> [WHAT NEEDS TO BE DONE] Please write out every record exactly, but keep any images out of it.

DATA EXCERPTS below:

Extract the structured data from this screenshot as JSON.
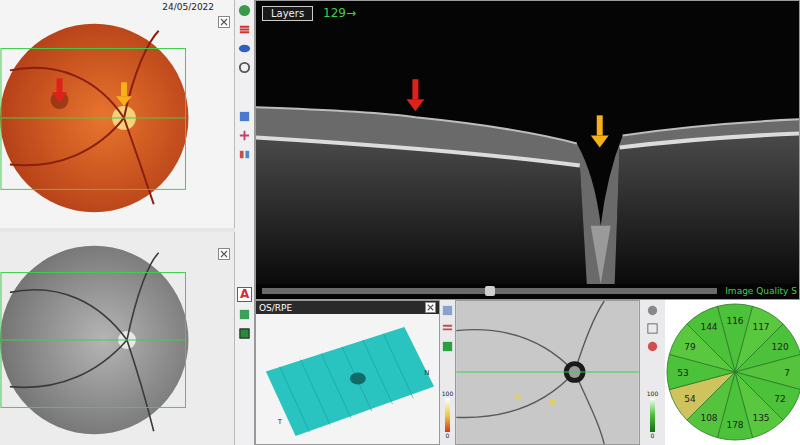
{
  "fundus": {
    "date": "24/05/2022"
  },
  "oct": {
    "mode_button": "Layers",
    "scan_index": "129→",
    "quality_label": "Image Quality S",
    "scan_slider": {
      "level": 0.5
    }
  },
  "tool_strip": {
    "text_tool": "A"
  },
  "surface_panel": {
    "title": "OS/RPE"
  },
  "color_scales": [
    {
      "max": "100",
      "min": "0"
    },
    {
      "max": "100",
      "min": "0"
    }
  ],
  "sectors": [
    {
      "value": "116",
      "color": "#4cc13a"
    },
    {
      "value": "117",
      "color": "#5ac83e"
    },
    {
      "value": "120",
      "color": "#4cc13a"
    },
    {
      "value": "7",
      "color": "#55c43c"
    },
    {
      "value": "72",
      "color": "#4cc13a"
    },
    {
      "value": "135",
      "color": "#5ac83e"
    },
    {
      "value": "178",
      "color": "#4cc13a"
    },
    {
      "value": "108",
      "color": "#55c43c"
    },
    {
      "value": "54",
      "color": "#cfc35e"
    },
    {
      "value": "53",
      "color": "#4cc13a"
    },
    {
      "value": "79",
      "color": "#5ac83e"
    },
    {
      "value": "144",
      "color": "#4cc13a"
    }
  ]
}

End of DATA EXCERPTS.

> [YOUR RESPONSE]
Extract the structured data from this screenshot as JSON.
{
  "fundus": {
    "date": "24/05/2022"
  },
  "oct": {
    "mode_button": "Layers",
    "scan_index": "129→",
    "quality_label": "Image Quality S",
    "scan_slider": {
      "level": 0.5
    }
  },
  "tool_strip": {
    "text_tool": "A"
  },
  "surface_panel": {
    "title": "OS/RPE"
  },
  "color_scales": [
    {
      "max": "100",
      "min": "0"
    },
    {
      "max": "100",
      "min": "0"
    }
  ],
  "sectors": [
    {
      "value": "116",
      "color": "#4cc13a"
    },
    {
      "value": "117",
      "color": "#5ac83e"
    },
    {
      "value": "120",
      "color": "#4cc13a"
    },
    {
      "value": "7",
      "color": "#55c43c"
    },
    {
      "value": "72",
      "color": "#4cc13a"
    },
    {
      "value": "135",
      "color": "#5ac83e"
    },
    {
      "value": "178",
      "color": "#4cc13a"
    },
    {
      "value": "108",
      "color": "#55c43c"
    },
    {
      "value": "54",
      "color": "#cfc35e"
    },
    {
      "value": "53",
      "color": "#4cc13a"
    },
    {
      "value": "79",
      "color": "#5ac83e"
    },
    {
      "value": "144",
      "color": "#4cc13a"
    }
  ]
}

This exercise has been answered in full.